## Exercise data
........

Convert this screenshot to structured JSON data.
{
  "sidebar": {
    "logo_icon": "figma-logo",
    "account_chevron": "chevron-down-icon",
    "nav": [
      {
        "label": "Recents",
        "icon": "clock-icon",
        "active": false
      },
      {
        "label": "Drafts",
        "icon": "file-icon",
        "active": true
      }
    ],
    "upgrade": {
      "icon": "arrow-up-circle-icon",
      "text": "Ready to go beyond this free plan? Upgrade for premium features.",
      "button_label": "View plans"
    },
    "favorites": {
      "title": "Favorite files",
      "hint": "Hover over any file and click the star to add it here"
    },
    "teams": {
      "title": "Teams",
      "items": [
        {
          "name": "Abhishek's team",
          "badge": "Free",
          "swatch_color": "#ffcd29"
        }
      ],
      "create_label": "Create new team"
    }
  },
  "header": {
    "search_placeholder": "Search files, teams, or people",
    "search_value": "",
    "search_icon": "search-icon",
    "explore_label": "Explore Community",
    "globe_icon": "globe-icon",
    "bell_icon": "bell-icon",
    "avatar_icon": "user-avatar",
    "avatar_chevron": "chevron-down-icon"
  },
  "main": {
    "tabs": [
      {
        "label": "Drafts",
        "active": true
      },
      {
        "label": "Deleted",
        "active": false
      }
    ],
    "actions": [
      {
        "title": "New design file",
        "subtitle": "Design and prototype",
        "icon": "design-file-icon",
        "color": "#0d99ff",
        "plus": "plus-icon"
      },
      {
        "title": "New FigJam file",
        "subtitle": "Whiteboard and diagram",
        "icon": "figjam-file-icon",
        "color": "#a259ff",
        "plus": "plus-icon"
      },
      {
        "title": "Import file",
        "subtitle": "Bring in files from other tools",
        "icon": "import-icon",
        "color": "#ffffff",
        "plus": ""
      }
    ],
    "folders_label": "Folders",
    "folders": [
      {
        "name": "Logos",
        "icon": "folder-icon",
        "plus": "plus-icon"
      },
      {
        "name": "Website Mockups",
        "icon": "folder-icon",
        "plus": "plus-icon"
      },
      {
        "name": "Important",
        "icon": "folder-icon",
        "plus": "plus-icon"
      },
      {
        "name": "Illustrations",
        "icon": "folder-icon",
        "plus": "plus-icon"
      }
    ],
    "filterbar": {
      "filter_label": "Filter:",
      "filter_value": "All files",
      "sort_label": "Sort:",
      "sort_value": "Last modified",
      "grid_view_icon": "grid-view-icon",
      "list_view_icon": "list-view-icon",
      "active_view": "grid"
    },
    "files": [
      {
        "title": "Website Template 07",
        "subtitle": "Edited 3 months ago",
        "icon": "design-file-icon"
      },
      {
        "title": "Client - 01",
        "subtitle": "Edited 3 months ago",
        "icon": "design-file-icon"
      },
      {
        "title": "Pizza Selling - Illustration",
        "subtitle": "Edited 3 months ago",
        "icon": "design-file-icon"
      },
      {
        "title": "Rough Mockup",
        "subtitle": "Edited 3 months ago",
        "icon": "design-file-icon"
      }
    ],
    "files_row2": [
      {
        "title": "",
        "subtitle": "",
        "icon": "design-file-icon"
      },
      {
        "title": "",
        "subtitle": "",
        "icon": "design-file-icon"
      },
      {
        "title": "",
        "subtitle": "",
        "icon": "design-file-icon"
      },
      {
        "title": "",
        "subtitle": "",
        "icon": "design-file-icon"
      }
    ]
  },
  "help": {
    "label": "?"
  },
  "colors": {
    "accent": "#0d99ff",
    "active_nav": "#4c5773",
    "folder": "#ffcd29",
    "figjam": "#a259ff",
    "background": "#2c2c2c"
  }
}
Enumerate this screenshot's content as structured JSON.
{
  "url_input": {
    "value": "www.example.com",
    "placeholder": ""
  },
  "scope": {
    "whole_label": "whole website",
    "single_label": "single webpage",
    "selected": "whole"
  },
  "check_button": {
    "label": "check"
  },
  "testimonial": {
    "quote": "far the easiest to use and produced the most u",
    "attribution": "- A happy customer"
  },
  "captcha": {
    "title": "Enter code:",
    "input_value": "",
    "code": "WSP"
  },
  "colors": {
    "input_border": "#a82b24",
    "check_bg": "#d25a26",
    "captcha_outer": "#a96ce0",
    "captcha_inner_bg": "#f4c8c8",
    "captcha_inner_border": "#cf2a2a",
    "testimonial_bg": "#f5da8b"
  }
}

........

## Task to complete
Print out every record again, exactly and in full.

## Task answer
Convert this screenshot to structured JSON data.
{
  "sidebar": {
    "logo_icon": "figma-logo",
    "account_chevron": "chevron-down-icon",
    "nav": [
      {
        "label": "Recents",
        "icon": "clock-icon",
        "active": false
      },
      {
        "label": "Drafts",
        "icon": "file-icon",
        "active": true
      }
    ],
    "upgrade": {
      "icon": "arrow-up-circle-icon",
      "text": "Ready to go beyond this free plan? Upgrade for premium features.",
      "button_label": "View plans"
    },
    "favorites": {
      "title": "Favorite files",
      "hint": "Hover over any file and click the star to add it here"
    },
    "teams": {
      "title": "Teams",
      "items": [
        {
          "name": "Abhishek's team",
          "badge": "Free",
          "swatch_color": "#ffcd29"
        }
      ],
      "create_label": "Create new team"
    }
  },
  "header": {
    "search_placeholder": "Search files, teams, or people",
    "search_value": "",
    "search_icon": "search-icon",
    "explore_label": "Explore Community",
    "globe_icon": "globe-icon",
    "bell_icon": "bell-icon",
    "avatar_icon": "user-avatar",
    "avatar_chevron": "chevron-down-icon"
  },
  "main": {
    "tabs": [
      {
        "label": "Drafts",
        "active": true
      },
      {
        "label": "Deleted",
        "active": false
      }
    ],
    "actions": [
      {
        "title": "New design file",
        "subtitle": "Design and prototype",
        "icon": "design-file-icon",
        "color": "#0d99ff",
        "plus": "plus-icon"
      },
      {
        "title": "New FigJam file",
        "subtitle": "Whiteboard and diagram",
        "icon": "figjam-file-icon",
        "color": "#a259ff",
        "plus": "plus-icon"
      },
      {
        "title": "Import file",
        "subtitle": "Bring in files from other tools",
        "icon": "import-icon",
        "color": "#ffffff",
        "plus": ""
      }
    ],
    "folders_label": "Folders",
    "folders": [
      {
        "name": "Logos",
        "icon": "folder-icon",
        "plus": "plus-icon"
      },
      {
        "name": "Website Mockups",
        "icon": "folder-icon",
        "plus": "plus-icon"
      },
      {
        "name": "Important",
        "icon": "folder-icon",
        "plus": "plus-icon"
      },
      {
        "name": "Illustrations",
        "icon": "folder-icon",
        "plus": "plus-icon"
      }
    ],
    "filterbar": {
      "filter_label": "Filter:",
      "filter_value": "All files",
      "sort_label": "Sort:",
      "sort_value": "Last modified",
      "grid_view_icon": "grid-view-icon",
      "list_view_icon": "list-view-icon",
      "active_view": "grid"
    },
    "files": [
      {
        "title": "Website Template 07",
        "subtitle": "Edited 3 months ago",
        "icon": "design-file-icon"
      },
      {
        "title": "Client - 01",
        "subtitle": "Edited 3 months ago",
        "icon": "design-file-icon"
      },
      {
        "title": "Pizza Selling - Illustration",
        "subtitle": "Edited 3 months ago",
        "icon": "design-file-icon"
      },
      {
        "title": "Rough Mockup",
        "subtitle": "Edited 3 months ago",
        "icon": "design-file-icon"
      }
    ],
    "files_row2": [
      {
        "title": "",
        "subtitle": "",
        "icon": "design-file-icon"
      },
      {
        "title": "",
        "subtitle": "",
        "icon": "design-file-icon"
      },
      {
        "title": "",
        "subtitle": "",
        "icon": "design-file-icon"
      },
      {
        "title": "",
        "subtitle": "",
        "icon": "design-file-icon"
      }
    ]
  },
  "help": {
    "label": "?"
  },
  "colors": {
    "accent": "#0d99ff",
    "active_nav": "#4c5773",
    "folder": "#ffcd29",
    "figjam": "#a259ff",
    "background": "#2c2c2c"
  }
}
Enumerate this screenshot's content as structured JSON.
{
  "url_input": {
    "value": "www.example.com",
    "placeholder": ""
  },
  "scope": {
    "whole_label": "whole website",
    "single_label": "single webpage",
    "selected": "whole"
  },
  "check_button": {
    "label": "check"
  },
  "testimonial": {
    "quote": "far the easiest to use and produced the most u",
    "attribution": "- A happy customer"
  },
  "captcha": {
    "title": "Enter code:",
    "input_value": "",
    "code": "WSP"
  },
  "colors": {
    "input_border": "#a82b24",
    "check_bg": "#d25a26",
    "captcha_outer": "#a96ce0",
    "captcha_inner_bg": "#f4c8c8",
    "captcha_inner_border": "#cf2a2a",
    "testimonial_bg": "#f5da8b"
  }
}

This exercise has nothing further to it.